Same chart, one is just a little bit longer. I am reasonable familiar with the company if not the stock. Back in the early nineties a good friend of mine asked me to join him in selling the product. I declined on the grounds that I thought the business model resembled a Ponzi scheme or some form of multi-level merchandising. It was amazing how cult-like this guy reacted with almost the same indignation as you might get from Amish shunning. That was the end of that friendship.
After that the stock apparently dropped to about $4 (almost 90%), only to regain its lustre and climb to an incredible $140. Then it drops 50% supposedly on news that the Chinese are looking into this company’s operations. If you Google it you will find dozens of references to the effect that it is a Ponzi scheme, not the least of which are comments from Citron, a well known short selling outfit run by Andrew Left.
The question now is why would anybody of a sane mind buy this stock at $139 knowing all that? Part of the answer can be found in how the financial industry slices and dices all the information to come up with a warm recommendation. Here is one from the Globe and Mail.
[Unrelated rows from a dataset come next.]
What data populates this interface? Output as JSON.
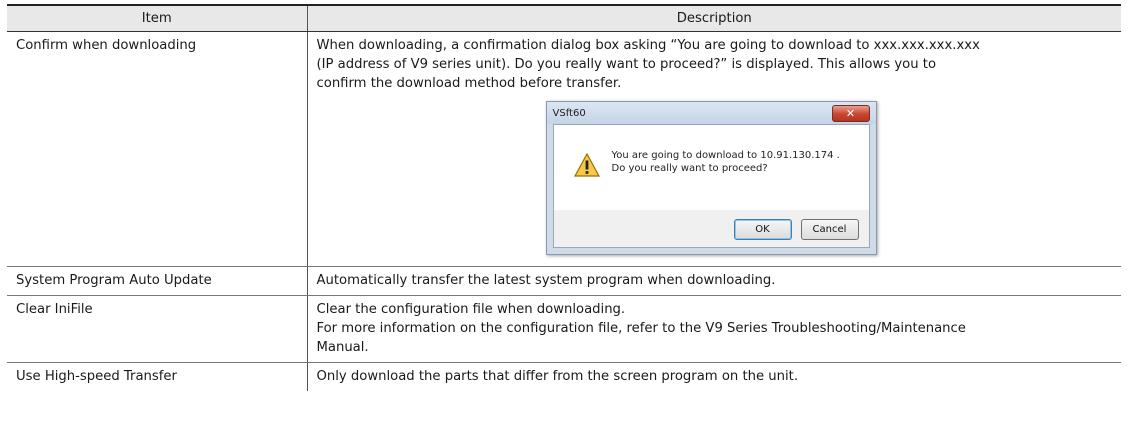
{
  "table": {
    "header_item": "Item",
    "header_description": "Description",
    "rows": [
      {
        "item": "Confirm when downloading",
        "description": [
          "When downloading, a confirmation dialog box asking “You are going to download to xxx.xxx.xxx.xxx",
          "(IP address of V9 series unit). Do you really want to proceed?” is displayed. This allows you to",
          "confirm the download method before transfer."
        ]
      },
      {
        "item": "System Program Auto Update",
        "description": [
          "Automatically transfer the latest system program when downloading."
        ]
      },
      {
        "item": "Clear IniFile",
        "description": [
          "Clear the configuration file when downloading.",
          "For more information on the configuration file, refer to the V9 Series Troubleshooting/Maintenance",
          "Manual."
        ]
      },
      {
        "item": "Use High-speed Transfer",
        "description": [
          "Only download the parts that differ from the screen program on the unit."
        ]
      }
    ]
  },
  "dialog": {
    "title": "VSft60",
    "close_glyph": "✕",
    "message_line1": "You are going to download to  10.91.130.174  .",
    "message_line2": "Do you really want to proceed?",
    "icon": "warning-icon",
    "ok_label": "OK",
    "cancel_label": "Cancel"
  }
}
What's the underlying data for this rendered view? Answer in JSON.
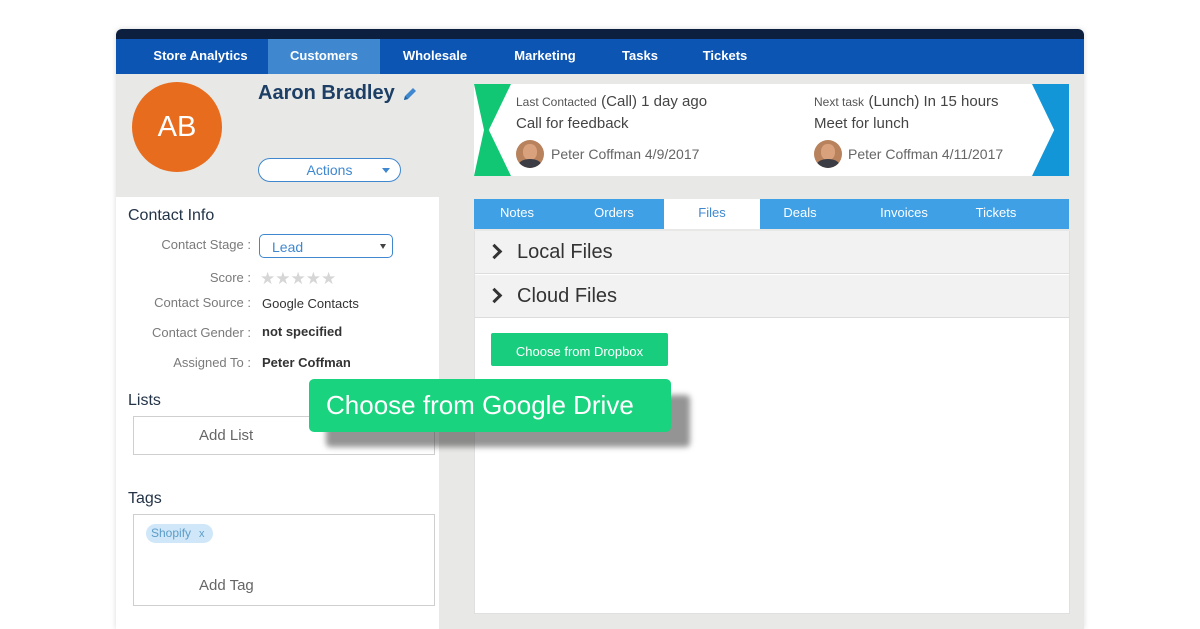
{
  "nav": {
    "items": [
      "Store Analytics",
      "Customers",
      "Wholesale",
      "Marketing",
      "Tasks",
      "Tickets"
    ],
    "active": "Customers"
  },
  "customer": {
    "initials": "AB",
    "name": "Aaron Bradley",
    "actions_label": "Actions"
  },
  "contact_info": {
    "title": "Contact Info",
    "stage_label": "Contact Stage :",
    "stage_value": "Lead",
    "score_label": "Score :",
    "score_stars": 0,
    "source_label": "Contact Source :",
    "source_value": "Google Contacts",
    "gender_label": "Contact Gender :",
    "gender_value": "not specified",
    "assigned_label": "Assigned To :",
    "assigned_value": "Peter Coffman"
  },
  "lists": {
    "title": "Lists",
    "add_label": "Add List"
  },
  "tags": {
    "title": "Tags",
    "items": [
      "Shopify"
    ],
    "remove_glyph": "x",
    "add_label": "Add Tag"
  },
  "banner": {
    "last": {
      "prefix": "Last Contacted",
      "type": "(Call) 1 day ago",
      "subject": "Call for feedback",
      "person": "Peter Coffman 4/9/2017"
    },
    "next": {
      "prefix": "Next task",
      "type": "(Lunch) In 15 hours",
      "subject": "Meet for lunch",
      "person": "Peter Coffman 4/11/2017"
    },
    "colors": {
      "left_flag": "#12c773",
      "right_flag": "#1296d8"
    }
  },
  "detail_tabs": {
    "items": [
      "Notes",
      "Orders",
      "Files",
      "Deals",
      "Invoices",
      "Tickets"
    ],
    "active": "Files"
  },
  "files": {
    "local_label": "Local Files",
    "cloud_label": "Cloud Files",
    "dropbox_label": "Choose from Dropbox",
    "gdrive_label": "Choose from Google Drive"
  },
  "colors": {
    "nav_bg": "#0d55b3",
    "nav_active": "#3f88d0",
    "avatar": "#e86c1e",
    "tabs_bg": "#3fa0e6",
    "green_button": "#19cd7e"
  }
}
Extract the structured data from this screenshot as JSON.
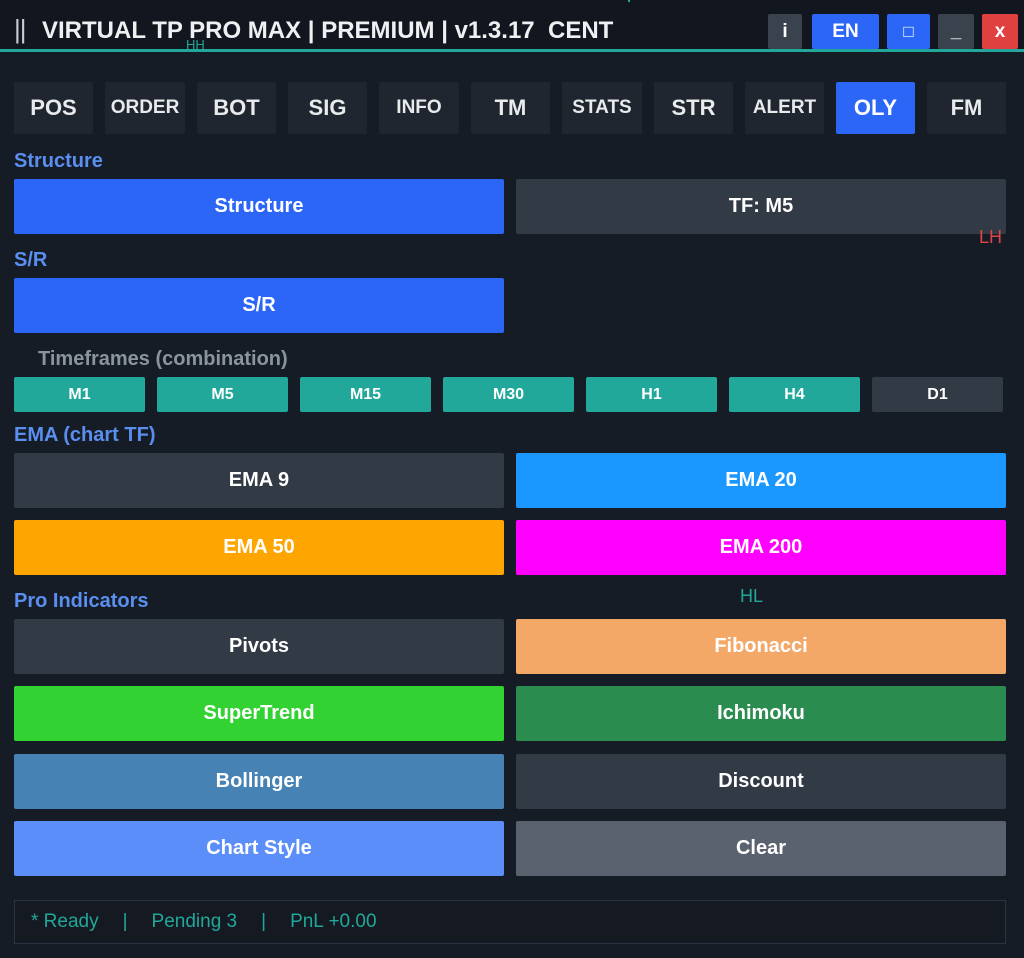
{
  "window": {
    "grip": "||",
    "title": "VIRTUAL TP PRO MAX | PREMIUM | v1.3.17  CENT",
    "overlay_hh": "HH",
    "buttons": {
      "info": "i",
      "lang": "EN",
      "restore": "□",
      "minimize": "_",
      "close": "x"
    }
  },
  "tabs": [
    "POS",
    "ORDER",
    "BOT",
    "SIG",
    "INFO",
    "TM",
    "STATS",
    "STR",
    "ALERT",
    "OLY",
    "FM"
  ],
  "active_tab": "OLY",
  "structure": {
    "heading": "Structure",
    "toggle": "Structure",
    "timeframe": "TF: M5"
  },
  "sr": {
    "heading": "S/R",
    "toggle": "S/R",
    "timeframes_heading": "Timeframes (combination)",
    "timeframes": [
      "M1",
      "M5",
      "M15",
      "M30",
      "H1",
      "H4",
      "D1"
    ]
  },
  "ema": {
    "heading": "EMA (chart TF)",
    "ema9": "EMA 9",
    "ema20": "EMA 20",
    "ema50": "EMA 50",
    "ema200": "EMA 200"
  },
  "pro": {
    "heading": "Pro Indicators",
    "pivots": "Pivots",
    "fibonacci": "Fibonacci",
    "supertrend": "SuperTrend",
    "ichimoku": "Ichimoku",
    "bollinger": "Bollinger",
    "discount": "Discount",
    "chart_style": "Chart Style",
    "clear": "Clear"
  },
  "markers": {
    "lh": "LH",
    "hl": "HL"
  },
  "status": {
    "ready": "* Ready",
    "sep": "|",
    "pending": "Pending 3",
    "pnl": "PnL +0.00"
  },
  "colors": {
    "accent": "#2c66f6",
    "teal": "#21a89a",
    "ema20": "#1a98ff",
    "ema50": "#ffa500",
    "ema200": "#ff00ff",
    "fibonacci": "#f4a868",
    "supertrend": "#32d232",
    "ichimoku": "#2a8c4e",
    "bollinger": "#4682b4",
    "chart_style": "#5b8ef8",
    "clear": "#5a6270"
  }
}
NUS is number 15 out of 20 using this particular filter which compares the company metrics to itself at an earlier date which essentially assures that the stock is more attractive as it climbs more parabolically. The other part is that a ponzi scheme is entirely dependent on growth and can continue almost forever un till some exogenous factor throws the proverbial monkey wrench in the wheels, in this case the Chinese investigation. That NUS’ performance has not raised eyebrows is in no small way explained by the fact that, when you think about it, the entire market has become an immense Ponzi scheme orchestrated by none other than the Federal Reserve. Should Janet Yellen drop the baton for whatever reason, NUS may just be telling us what to expect. Our target for NUS using EW would be the 4th wave of previous degree, about $30. That is a minimum.